TRY IT: Verbatim output of the lines below is required, with the images omitted.

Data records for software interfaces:
·····

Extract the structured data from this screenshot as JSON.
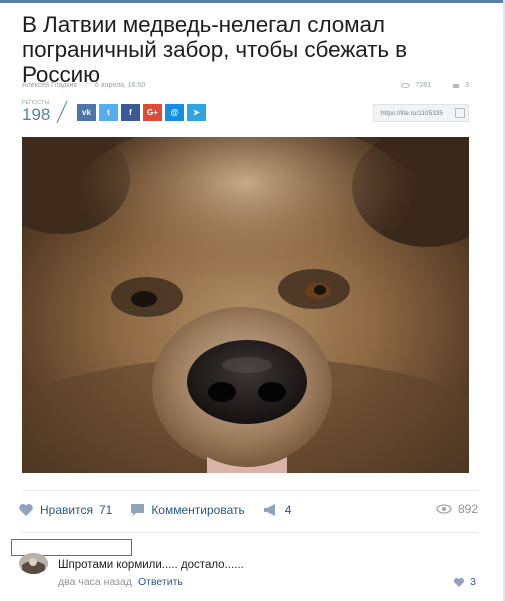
{
  "article": {
    "title": "В Латвии медведь-нелегал сломал пограничный забор, чтобы сбежать в Россию",
    "author": "Алексей Гладких",
    "date": "6 апреля, 16:50",
    "views": "7281",
    "comments": "3"
  },
  "reposts": {
    "label": "РЕПОСТЫ",
    "count": "198"
  },
  "share_buttons": [
    {
      "icon": "vk-icon",
      "glyph": "vk",
      "color": "#4a76a8"
    },
    {
      "icon": "twitter-icon",
      "glyph": "t",
      "color": "#55acee"
    },
    {
      "icon": "facebook-icon",
      "glyph": "f",
      "color": "#3b5998"
    },
    {
      "icon": "google-plus-icon",
      "glyph": "G+",
      "color": "#dd4b39"
    },
    {
      "icon": "mail-icon",
      "glyph": "@",
      "color": "#168de2"
    },
    {
      "icon": "telegram-icon",
      "glyph": "➤",
      "color": "#2ca5e0"
    }
  ],
  "short_url": "https://life.ru/1105335",
  "post_actions": {
    "like_label": "Нравится",
    "like_count": "71",
    "comment_label": "Комментировать",
    "share_count": "4",
    "views": "892"
  },
  "comment": {
    "text": "Шпротами кормили..... достало......",
    "time": "два часа назад",
    "reply_label": "Ответить",
    "likes": "3"
  },
  "colors": {
    "accent": "#2a5885",
    "highlight": "#e53935"
  }
}
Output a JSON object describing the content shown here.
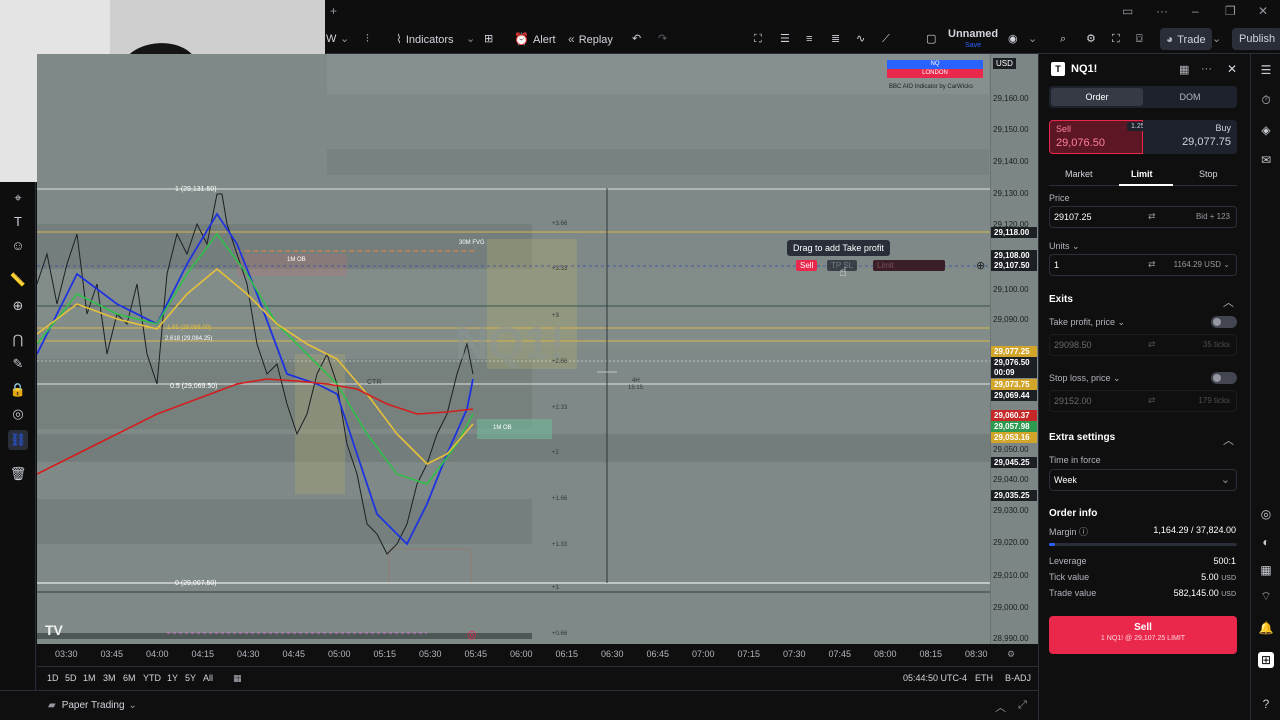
{
  "toolbar": {
    "interval": "W",
    "indicators_label": "Indicators",
    "alert_label": "Alert",
    "replay_label": "Replay",
    "layout_name": "Unnamed",
    "layout_status": "Save",
    "trade_label": "Trade",
    "publish_label": "Publish"
  },
  "chart": {
    "currency": "USD",
    "watermark": "NQ1!",
    "indicator_name": "BBC AIO Indicator by CarWicks",
    "legend_top": "NQ",
    "legend_bottom": "LONDON",
    "tooltip": "Drag to add Take profit",
    "sell_chip": "Sell",
    "tp_chip": "TP",
    "sl_chip": "SL",
    "limit_chip": "Limit",
    "fib_high": "1 (29,131.50)",
    "fib_low": "0 (29,007.50)",
    "fib_mid": "0.5 (29,069.50)",
    "fib_1": "1.65 (29,088.00)",
    "fib_2": "2.618 (29,084.25)",
    "ob_labels": [
      "1M OB",
      "30M FVG",
      "1M OB"
    ],
    "ctr_label": "CTR",
    "side_scale": [
      "+3.66",
      "+3.33",
      "+3",
      "+2.66",
      "+2.33",
      "+2",
      "+1.66",
      "+1.33",
      "+1",
      "+0.66"
    ],
    "crosshair_readout": [
      "4H",
      "15:15"
    ]
  },
  "price_scale": [
    "29,160.00",
    "29,150.00",
    "29,140.00",
    "29,130.00",
    "29,120.00",
    "29,100.00",
    "29,090.00",
    "29,080.00",
    "29,050.00",
    "29,040.00",
    "29,030.00",
    "29,020.00",
    "29,010.00",
    "29,000.00",
    "28,990.00"
  ],
  "price_tags": [
    {
      "text": "29,118.00",
      "bg": "#1c1f24"
    },
    {
      "text": "29,108.00",
      "bg": "#1c1f24"
    },
    {
      "text": "29,107.50",
      "bg": "#1c1f24"
    },
    {
      "text": "29,077.25",
      "bg": "#d1a52a"
    },
    {
      "text": "29,076.50",
      "bg": "#1c1f24"
    },
    {
      "text": "00:09",
      "bg": "#1c1f24"
    },
    {
      "text": "29,073.75",
      "bg": "#d1a52a"
    },
    {
      "text": "29,069.44",
      "bg": "#1c1f24"
    },
    {
      "text": "29,060.37",
      "bg": "#c62828"
    },
    {
      "text": "29,057.98",
      "bg": "#2e9a4f"
    },
    {
      "text": "29,053.16",
      "bg": "#d1a52a"
    },
    {
      "text": "29,045.25",
      "bg": "#1c1f24"
    },
    {
      "text": "29,035.25",
      "bg": "#1c1f24"
    }
  ],
  "time_axis": [
    "03:30",
    "03:45",
    "04:00",
    "04:15",
    "04:30",
    "04:45",
    "05:00",
    "05:15",
    "05:30",
    "05:45",
    "06:00",
    "06:15",
    "06:30",
    "06:45",
    "07:00",
    "07:15",
    "07:30",
    "07:45",
    "08:00",
    "08:15",
    "08:30"
  ],
  "timeframes": [
    "1D",
    "5D",
    "1M",
    "3M",
    "6M",
    "YTD",
    "1Y",
    "5Y",
    "All"
  ],
  "clock": "05:44:50 UTC-4",
  "session": "ETH",
  "adjust": "B-ADJ",
  "footer": {
    "paper_trading": "Paper Trading"
  },
  "order_panel": {
    "symbol": "NQ1!",
    "tabs": [
      "Order",
      "DOM"
    ],
    "sell_label": "Sell",
    "sell_price": "29,076.50",
    "spread": "1.25",
    "buy_label": "Buy",
    "buy_price": "29,077.75",
    "order_types": [
      "Market",
      "Limit",
      "Stop"
    ],
    "price_label": "Price",
    "price_value": "29107.25",
    "price_hint": "Bid + 123",
    "units_label": "Units",
    "units_value": "1",
    "units_hint": "1164.29 USD",
    "exits_label": "Exits",
    "tp_label": "Take profit, price",
    "tp_value": "29098.50",
    "tp_hint": "35 ticks",
    "sl_label": "Stop loss, price",
    "sl_value": "29152.00",
    "sl_hint": "179 ticks",
    "extra_label": "Extra settings",
    "tif_label": "Time in force",
    "tif_value": "Week",
    "info_label": "Order info",
    "margin_label": "Margin",
    "margin_value": "1,164.29 / 37,824.00",
    "margin_fraction": 0.031,
    "leverage_label": "Leverage",
    "leverage_value": "500:1",
    "tick_label": "Tick value",
    "tick_value": "5.00",
    "tick_unit": "USD",
    "trade_value_label": "Trade value",
    "trade_value": "582,145.00",
    "trade_unit": "USD",
    "submit_title": "Sell",
    "submit_sub": "1 NQ1! @ 29,107.25 LIMIT"
  },
  "colors": {
    "sell": "#e9284c",
    "buy": "#2962ff",
    "panel_bg": "#0f0f0f",
    "chart_bg": "#7f8a88"
  }
}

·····

EXPECTED ANSWER:
Extract the structured data from this screenshot as JSON.
{
  "article": {
    "title": "В Латвии медведь-нелегал сломал пограничный забор, чтобы сбежать в Россию",
    "author": "Алексей Гладких",
    "date": "6 апреля, 16:50",
    "views": "7281",
    "comments": "3"
  },
  "reposts": {
    "label": "РЕПОСТЫ",
    "count": "198"
  },
  "share_buttons": [
    {
      "icon": "vk-icon",
      "glyph": "vk",
      "color": "#4a76a8"
    },
    {
      "icon": "twitter-icon",
      "glyph": "t",
      "color": "#55acee"
    },
    {
      "icon": "facebook-icon",
      "glyph": "f",
      "color": "#3b5998"
    },
    {
      "icon": "google-plus-icon",
      "glyph": "G+",
      "color": "#dd4b39"
    },
    {
      "icon": "mail-icon",
      "glyph": "@",
      "color": "#168de2"
    },
    {
      "icon": "telegram-icon",
      "glyph": "➤",
      "color": "#2ca5e0"
    }
  ],
  "short_url": "https://life.ru/1105335",
  "post_actions": {
    "like_label": "Нравится",
    "like_count": "71",
    "comment_label": "Комментировать",
    "share_count": "4",
    "views": "892"
  },
  "comment": {
    "text": "Шпротами кормили..... достало......",
    "time": "два часа назад",
    "reply_label": "Ответить",
    "likes": "3"
  },
  "colors": {
    "accent": "#2a5885",
    "highlight": "#e53935"
  }
}
Output a JSON object describing the content shown here.
{
  "toolbar": {
    "interval": "W",
    "indicators_label": "Indicators",
    "alert_label": "Alert",
    "replay_label": "Replay",
    "layout_name": "Unnamed",
    "layout_status": "Save",
    "trade_label": "Trade",
    "publish_label": "Publish"
  },
  "chart": {
    "currency": "USD",
    "watermark": "NQ1!",
    "indicator_name": "BBC AIO Indicator by CarWicks",
    "legend_top": "NQ",
    "legend_bottom": "LONDON",
    "tooltip": "Drag to add Take profit",
    "sell_chip": "Sell",
    "tp_chip": "TP",
    "sl_chip": "SL",
    "limit_chip": "Limit",
    "fib_high": "1 (29,131.50)",
    "fib_low": "0 (29,007.50)",
    "fib_mid": "0.5 (29,069.50)",
    "fib_1": "1.65 (29,088.00)",
    "fib_2": "2.618 (29,084.25)",
    "ob_labels": [
      "1M OB",
      "30M FVG",
      "1M OB"
    ],
    "ctr_label": "CTR",
    "side_scale": [
      "+3.66",
      "+3.33",
      "+3",
      "+2.66",
      "+2.33",
      "+2",
      "+1.66",
      "+1.33",
      "+1",
      "+0.66"
    ],
    "crosshair_readout": [
      "4H",
      "15:15"
    ]
  },
  "price_scale": [
    "29,160.00",
    "29,150.00",
    "29,140.00",
    "29,130.00",
    "29,120.00",
    "29,100.00",
    "29,090.00",
    "29,080.00",
    "29,050.00",
    "29,040.00",
    "29,030.00",
    "29,020.00",
    "29,010.00",
    "29,000.00",
    "28,990.00"
  ],
  "price_tags": [
    {
      "text": "29,118.00",
      "bg": "#1c1f24"
    },
    {
      "text": "29,108.00",
      "bg": "#1c1f24"
    },
    {
      "text": "29,107.50",
      "bg": "#1c1f24"
    },
    {
      "text": "29,077.25",
      "bg": "#d1a52a"
    },
    {
      "text": "29,076.50",
      "bg": "#1c1f24"
    },
    {
      "text": "00:09",
      "bg": "#1c1f24"
    },
    {
      "text": "29,073.75",
      "bg": "#d1a52a"
    },
    {
      "text": "29,069.44",
      "bg": "#1c1f24"
    },
    {
      "text": "29,060.37",
      "bg": "#c62828"
    },
    {
      "text": "29,057.98",
      "bg": "#2e9a4f"
    },
    {
      "text": "29,053.16",
      "bg": "#d1a52a"
    },
    {
      "text": "29,045.25",
      "bg": "#1c1f24"
    },
    {
      "text": "29,035.25",
      "bg": "#1c1f24"
    }
  ],
  "time_axis": [
    "03:30",
    "03:45",
    "04:00",
    "04:15",
    "04:30",
    "04:45",
    "05:00",
    "05:15",
    "05:30",
    "05:45",
    "06:00",
    "06:15",
    "06:30",
    "06:45",
    "07:00",
    "07:15",
    "07:30",
    "07:45",
    "08:00",
    "08:15",
    "08:30"
  ],
  "timeframes": [
    "1D",
    "5D",
    "1M",
    "3M",
    "6M",
    "YTD",
    "1Y",
    "5Y",
    "All"
  ],
  "clock": "05:44:50 UTC-4",
  "session": "ETH",
  "adjust": "B-ADJ",
  "footer": {
    "paper_trading": "Paper Trading"
  },
  "order_panel": {
    "symbol": "NQ1!",
    "tabs": [
      "Order",
      "DOM"
    ],
    "sell_label": "Sell",
    "sell_price": "29,076.50",
    "spread": "1.25",
    "buy_label": "Buy",
    "buy_price": "29,077.75",
    "order_types": [
      "Market",
      "Limit",
      "Stop"
    ],
    "price_label": "Price",
    "price_value": "29107.25",
    "price_hint": "Bid + 123",
    "units_label": "Units",
    "units_value": "1",
    "units_hint": "1164.29 USD",
    "exits_label": "Exits",
    "tp_label": "Take profit, price",
    "tp_value": "29098.50",
    "tp_hint": "35 ticks",
    "sl_label": "Stop loss, price",
    "sl_value": "29152.00",
    "sl_hint": "179 ticks",
    "extra_label": "Extra settings",
    "tif_label": "Time in force",
    "tif_value": "Week",
    "info_label": "Order info",
    "margin_label": "Margin",
    "margin_value": "1,164.29 / 37,824.00",
    "margin_fraction": 0.031,
    "leverage_label": "Leverage",
    "leverage_value": "500:1",
    "tick_label": "Tick value",
    "tick_value": "5.00",
    "tick_unit": "USD",
    "trade_value_label": "Trade value",
    "trade_value": "582,145.00",
    "trade_unit": "USD",
    "submit_title": "Sell",
    "submit_sub": "1 NQ1! @ 29,107.25 LIMIT"
  },
  "colors": {
    "sell": "#e9284c",
    "buy": "#2962ff",
    "panel_bg": "#0f0f0f",
    "chart_bg": "#7f8a88"
  }
}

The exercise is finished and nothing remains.